Information:
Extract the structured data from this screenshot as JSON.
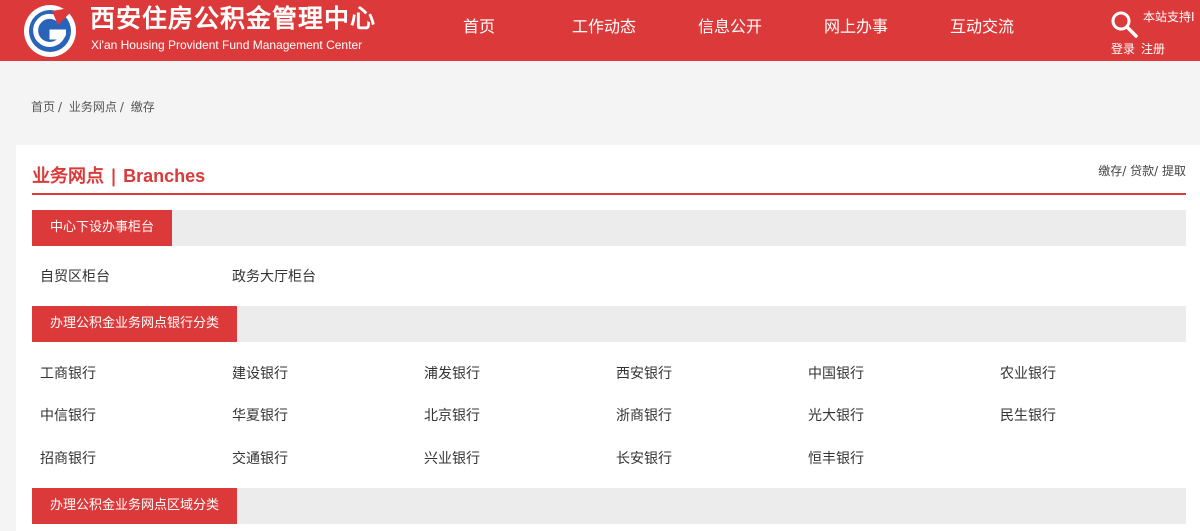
{
  "header": {
    "title_cn": "西安住房公积金管理中心",
    "title_en": "Xi'an Housing Provident Fund Management Center",
    "nav": [
      "首页",
      "工作动态",
      "信息公开",
      "网上办事",
      "互动交流"
    ],
    "search_label": "本站支持I",
    "login": "登录",
    "register": "注册",
    "brand_color": "#dc3a3a"
  },
  "breadcrumb": [
    "首页",
    "业务网点",
    "缴存"
  ],
  "panel": {
    "title_cn": "业务网点",
    "title_sep": " | ",
    "title_en": "Branches",
    "tabs": [
      "缴存",
      "贷款",
      "提取"
    ]
  },
  "sections": [
    {
      "label": "中心下设办事柜台",
      "items": [
        "自贸区柜台",
        "政务大厅柜台"
      ]
    },
    {
      "label": "办理公积金业务网点银行分类",
      "items": [
        "工商银行",
        "建设银行",
        "浦发银行",
        "西安银行",
        "中国银行",
        "农业银行",
        "中信银行",
        "华夏银行",
        "北京银行",
        "浙商银行",
        "光大银行",
        "民生银行",
        "招商银行",
        "交通银行",
        "兴业银行",
        "长安银行",
        "恒丰银行"
      ]
    },
    {
      "label": "办理公积金业务网点区域分类",
      "items": []
    }
  ]
}
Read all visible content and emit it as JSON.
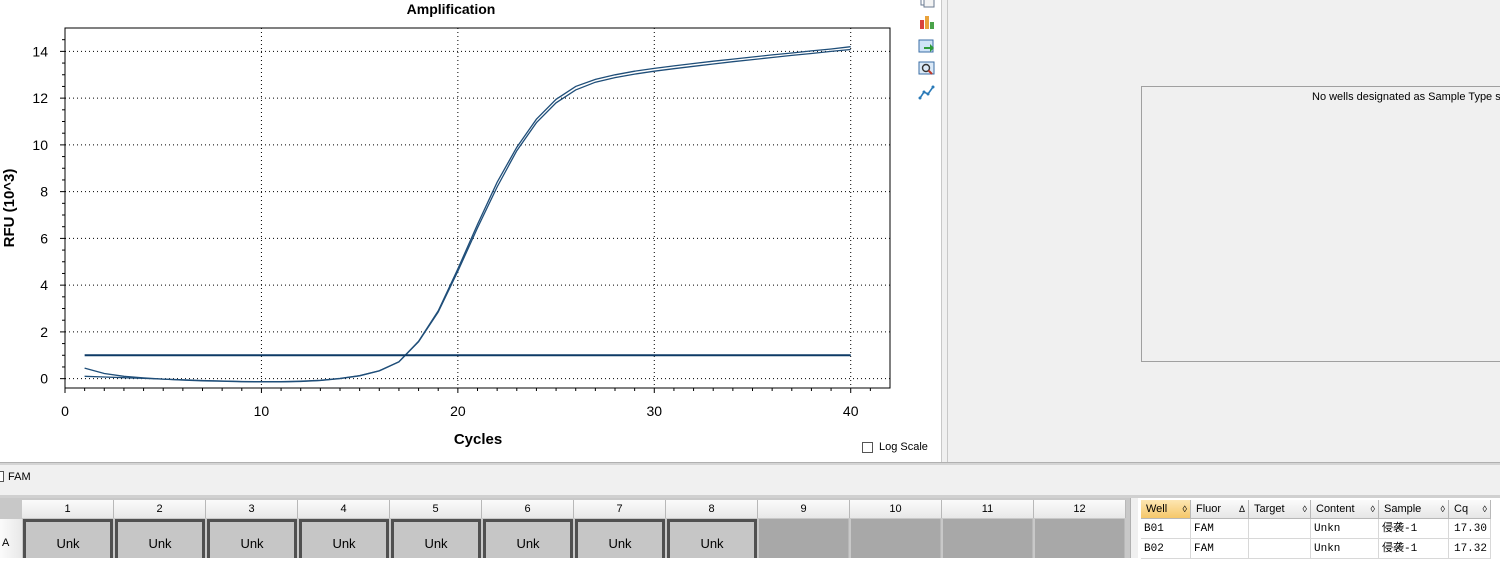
{
  "chart_data": {
    "type": "line",
    "title": "Amplification",
    "xlabel": "Cycles",
    "ylabel": "RFU (10^3)",
    "xlim": [
      0,
      42
    ],
    "ylim": [
      -0.4,
      15
    ],
    "xticks": [
      0,
      10,
      20,
      30,
      40
    ],
    "yticks": [
      0,
      2,
      4,
      6,
      8,
      10,
      12,
      14
    ],
    "grid": true,
    "threshold": 1.0,
    "x": [
      1,
      2,
      3,
      4,
      5,
      6,
      7,
      8,
      9,
      10,
      11,
      12,
      13,
      14,
      15,
      16,
      17,
      18,
      19,
      20,
      21,
      22,
      23,
      24,
      25,
      26,
      27,
      28,
      29,
      30,
      31,
      32,
      33,
      34,
      35,
      36,
      37,
      38,
      39,
      40
    ],
    "series": [
      {
        "values": [
          0.45,
          0.22,
          0.1,
          0.03,
          -0.02,
          -0.06,
          -0.09,
          -0.11,
          -0.13,
          -0.14,
          -0.14,
          -0.12,
          -0.08,
          0.0,
          0.12,
          0.33,
          0.72,
          1.6,
          2.9,
          4.7,
          6.6,
          8.4,
          9.9,
          11.1,
          11.95,
          12.5,
          12.8,
          13.0,
          13.15,
          13.27,
          13.38,
          13.48,
          13.58,
          13.67,
          13.76,
          13.85,
          13.93,
          14.02,
          14.1,
          14.2
        ]
      },
      {
        "values": [
          0.1,
          0.07,
          0.04,
          0.01,
          -0.02,
          -0.05,
          -0.08,
          -0.1,
          -0.12,
          -0.13,
          -0.13,
          -0.11,
          -0.07,
          0.01,
          0.13,
          0.34,
          0.72,
          1.58,
          2.85,
          4.6,
          6.45,
          8.2,
          9.75,
          10.95,
          11.8,
          12.35,
          12.68,
          12.88,
          13.03,
          13.15,
          13.26,
          13.36,
          13.46,
          13.56,
          13.65,
          13.74,
          13.83,
          13.91,
          14.0,
          14.08
        ]
      }
    ]
  },
  "toolbar_icons": [
    "copy-icon",
    "chart-settings-icon",
    "export-icon",
    "zoom-icon",
    "curve-fit-icon"
  ],
  "log_scale_label": "Log Scale",
  "sample_type_message": "No wells designated as Sample Type sta",
  "legend": {
    "fluor": "FAM"
  },
  "plate": {
    "columns": [
      "1",
      "2",
      "3",
      "4",
      "5",
      "6",
      "7",
      "8",
      "9",
      "10",
      "11",
      "12"
    ],
    "row_label": "A",
    "wells": [
      "Unk",
      "Unk",
      "Unk",
      "Unk",
      "Unk",
      "Unk",
      "Unk",
      "Unk",
      "",
      "",
      "",
      ""
    ]
  },
  "results": {
    "headers": [
      "Well",
      "Fluor",
      "Target",
      "Content",
      "Sample",
      "Cq"
    ],
    "sort_marks": [
      "◊",
      "Δ",
      "◊",
      "◊",
      "◊",
      "◊"
    ],
    "rows": [
      [
        "B01",
        "FAM",
        "",
        "Unkn",
        "侵袭-1",
        "17.30"
      ],
      [
        "B02",
        "FAM",
        "",
        "Unkn",
        "侵袭-1",
        "17.32"
      ]
    ]
  },
  "colors": {
    "curve": "#1f4e79",
    "threshold": "#0d3a66",
    "panel_bg": "#f0f0f0"
  }
}
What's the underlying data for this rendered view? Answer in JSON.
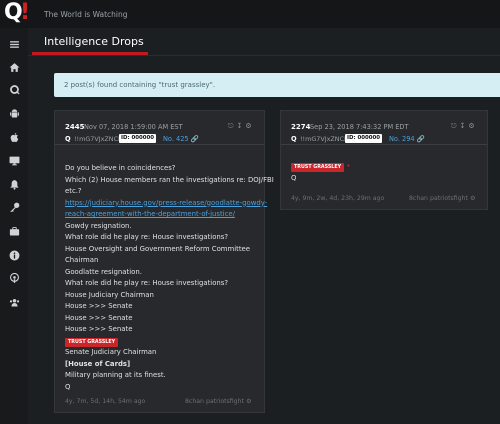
{
  "header": {
    "logo_text": "Q",
    "logo_mark": "!",
    "tagline": "The World is Watching"
  },
  "sidebar": {
    "items": [
      "menu-icon",
      "home-icon",
      "q-icon",
      "android-icon",
      "apple-icon",
      "desktop-icon",
      "bell-icon",
      "key-icon",
      "briefcase-icon",
      "info-icon",
      "podcast-icon",
      "users-icon"
    ]
  },
  "section": {
    "title": "Intelligence Drops"
  },
  "alert": {
    "text": "2 post(s) found containing \"trust grassley\"."
  },
  "posts": [
    {
      "number": "2445",
      "date": "Nov 07, 2018 1:59:00 AM EST",
      "name": "Q",
      "trip": "!!mG7VJxZNCI",
      "id_label": "ID: 000000",
      "no_link": "No. 425",
      "lines": [
        "Do you believe in coincidences?",
        "Which (2) House members ran the investigations re: DOJ/FBI",
        "etc.?",
        "https://judiciary.house.gov/press-release/goodlatte-gowdy-",
        "reach-agreement-with-the-department-of-justice/",
        "Gowdy resignation.",
        "What role did he play re: House investigations?",
        "House Oversight and Government Reform Committee",
        "Chairman",
        "Goodlatte resignation.",
        "What role did he play re: House investigations?",
        "House Judiciary Chairman",
        "House >>> Senate",
        "House >>> Senate",
        "House >>> Senate",
        "TRUST GRASSLEY",
        "Senate Judiciary Chairman",
        "[House of Cards]",
        "Military planning at its finest.",
        "Q"
      ],
      "age": "4y, 7m, 5d, 14h, 54m ago",
      "source": "8chan patriotsfight"
    },
    {
      "number": "2274",
      "date": "Sep 23, 2018 7:43:32 PM EDT",
      "name": "Q",
      "trip": "!!mG7VJxZNCI",
      "id_label": "ID: 000000",
      "no_link": "No. 294",
      "lines": [
        "TRUST GRASSLEY",
        "Q"
      ],
      "age": "4y, 9m, 2w, 4d, 23h, 29m ago",
      "source": "8chan patriotsfight"
    }
  ],
  "colors": {
    "accent": "#c0191f",
    "link": "#4aa0dc",
    "alert_bg": "#d4eef3"
  }
}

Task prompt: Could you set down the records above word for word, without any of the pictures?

Written response:
Extract the structured data from this screenshot as JSON.
{
  "header": {
    "title_cn": "西安住房公积金管理中心",
    "title_en": "Xi'an Housing Provident Fund Management Center",
    "nav": [
      "首页",
      "工作动态",
      "信息公开",
      "网上办事",
      "互动交流"
    ],
    "search_label": "本站支持I",
    "login": "登录",
    "register": "注册",
    "brand_color": "#dc3a3a"
  },
  "breadcrumb": [
    "首页",
    "业务网点",
    "缴存"
  ],
  "panel": {
    "title_cn": "业务网点",
    "title_sep": " | ",
    "title_en": "Branches",
    "tabs": [
      "缴存",
      "贷款",
      "提取"
    ]
  },
  "sections": [
    {
      "label": "中心下设办事柜台",
      "items": [
        "自贸区柜台",
        "政务大厅柜台"
      ]
    },
    {
      "label": "办理公积金业务网点银行分类",
      "items": [
        "工商银行",
        "建设银行",
        "浦发银行",
        "西安银行",
        "中国银行",
        "农业银行",
        "中信银行",
        "华夏银行",
        "北京银行",
        "浙商银行",
        "光大银行",
        "民生银行",
        "招商银行",
        "交通银行",
        "兴业银行",
        "长安银行",
        "恒丰银行"
      ]
    },
    {
      "label": "办理公积金业务网点区域分类",
      "items": []
    }
  ]
}
Read all visible content and emit it as JSON.
{
  "chart_data": {
    "type": "line",
    "title": "Amplification",
    "xlabel": "Cycles",
    "ylabel": "RFU (10^3)",
    "xlim": [
      0,
      42
    ],
    "ylim": [
      -0.4,
      15
    ],
    "xticks": [
      0,
      10,
      20,
      30,
      40
    ],
    "yticks": [
      0,
      2,
      4,
      6,
      8,
      10,
      12,
      14
    ],
    "grid": true,
    "threshold": 1.0,
    "x": [
      1,
      2,
      3,
      4,
      5,
      6,
      7,
      8,
      9,
      10,
      11,
      12,
      13,
      14,
      15,
      16,
      17,
      18,
      19,
      20,
      21,
      22,
      23,
      24,
      25,
      26,
      27,
      28,
      29,
      30,
      31,
      32,
      33,
      34,
      35,
      36,
      37,
      38,
      39,
      40
    ],
    "series": [
      {
        "values": [
          0.45,
          0.22,
          0.1,
          0.03,
          -0.02,
          -0.06,
          -0.09,
          -0.11,
          -0.13,
          -0.14,
          -0.14,
          -0.12,
          -0.08,
          0.0,
          0.12,
          0.33,
          0.72,
          1.6,
          2.9,
          4.7,
          6.6,
          8.4,
          9.9,
          11.1,
          11.95,
          12.5,
          12.8,
          13.0,
          13.15,
          13.27,
          13.38,
          13.48,
          13.58,
          13.67,
          13.76,
          13.85,
          13.93,
          14.02,
          14.1,
          14.2
        ]
      },
      {
        "values": [
          0.1,
          0.07,
          0.04,
          0.01,
          -0.02,
          -0.05,
          -0.08,
          -0.1,
          -0.12,
          -0.13,
          -0.13,
          -0.11,
          -0.07,
          0.01,
          0.13,
          0.34,
          0.72,
          1.58,
          2.85,
          4.6,
          6.45,
          8.2,
          9.75,
          10.95,
          11.8,
          12.35,
          12.68,
          12.88,
          13.03,
          13.15,
          13.26,
          13.36,
          13.46,
          13.56,
          13.65,
          13.74,
          13.83,
          13.91,
          14.0,
          14.08
        ]
      }
    ]
  },
  "toolbar_icons": [
    "copy-icon",
    "chart-settings-icon",
    "export-icon",
    "zoom-icon",
    "curve-fit-icon"
  ],
  "log_scale_label": "Log Scale",
  "sample_type_message": "No wells designated as Sample Type sta",
  "legend": {
    "fluor": "FAM"
  },
  "plate": {
    "columns": [
      "1",
      "2",
      "3",
      "4",
      "5",
      "6",
      "7",
      "8",
      "9",
      "10",
      "11",
      "12"
    ],
    "row_label": "A",
    "wells": [
      "Unk",
      "Unk",
      "Unk",
      "Unk",
      "Unk",
      "Unk",
      "Unk",
      "Unk",
      "",
      "",
      "",
      ""
    ]
  },
  "results": {
    "headers": [
      "Well",
      "Fluor",
      "Target",
      "Content",
      "Sample",
      "Cq"
    ],
    "sort_marks": [
      "◊",
      "Δ",
      "◊",
      "◊",
      "◊",
      "◊"
    ],
    "rows": [
      [
        "B01",
        "FAM",
        "",
        "Unkn",
        "侵袭-1",
        "17.30"
      ],
      [
        "B02",
        "FAM",
        "",
        "Unkn",
        "侵袭-1",
        "17.32"
      ]
    ]
  },
  "colors": {
    "curve": "#1f4e79",
    "threshold": "#0d3a66",
    "panel_bg": "#f0f0f0"
  }
}
What's the underlying data for this rendered view? Answer in JSON.
{
  "header": {
    "logo_text": "Q",
    "logo_mark": "!",
    "tagline": "The World is Watching"
  },
  "sidebar": {
    "items": [
      "menu-icon",
      "home-icon",
      "q-icon",
      "android-icon",
      "apple-icon",
      "desktop-icon",
      "bell-icon",
      "key-icon",
      "briefcase-icon",
      "info-icon",
      "podcast-icon",
      "users-icon"
    ]
  },
  "section": {
    "title": "Intelligence Drops"
  },
  "alert": {
    "text": "2 post(s) found containing \"trust grassley\"."
  },
  "posts": [
    {
      "number": "2445",
      "date": "Nov 07, 2018 1:59:00 AM EST",
      "name": "Q",
      "trip": "!!mG7VJxZNCI",
      "id_label": "ID: 000000",
      "no_link": "No. 425",
      "lines": [
        "Do you believe in coincidences?",
        "Which (2) House members ran the investigations re: DOJ/FBI",
        "etc.?",
        "https://judiciary.house.gov/press-release/goodlatte-gowdy-",
        "reach-agreement-with-the-department-of-justice/",
        "Gowdy resignation.",
        "What role did he play re: House investigations?",
        "House Oversight and Government Reform Committee",
        "Chairman",
        "Goodlatte resignation.",
        "What role did he play re: House investigations?",
        "House Judiciary Chairman",
        "House >>> Senate",
        "House >>> Senate",
        "House >>> Senate",
        "TRUST GRASSLEY",
        "Senate Judiciary Chairman",
        "[House of Cards]",
        "Military planning at its finest.",
        "Q"
      ],
      "age": "4y, 7m, 5d, 14h, 54m ago",
      "source": "8chan patriotsfight"
    },
    {
      "number": "2274",
      "date": "Sep 23, 2018 7:43:32 PM EDT",
      "name": "Q",
      "trip": "!!mG7VJxZNCI",
      "id_label": "ID: 000000",
      "no_link": "No. 294",
      "lines": [
        "TRUST GRASSLEY",
        "Q"
      ],
      "age": "4y, 9m, 2w, 4d, 23h, 29m ago",
      "source": "8chan patriotsfight"
    }
  ],
  "colors": {
    "accent": "#c0191f",
    "link": "#4aa0dc",
    "alert_bg": "#d4eef3"
  }
}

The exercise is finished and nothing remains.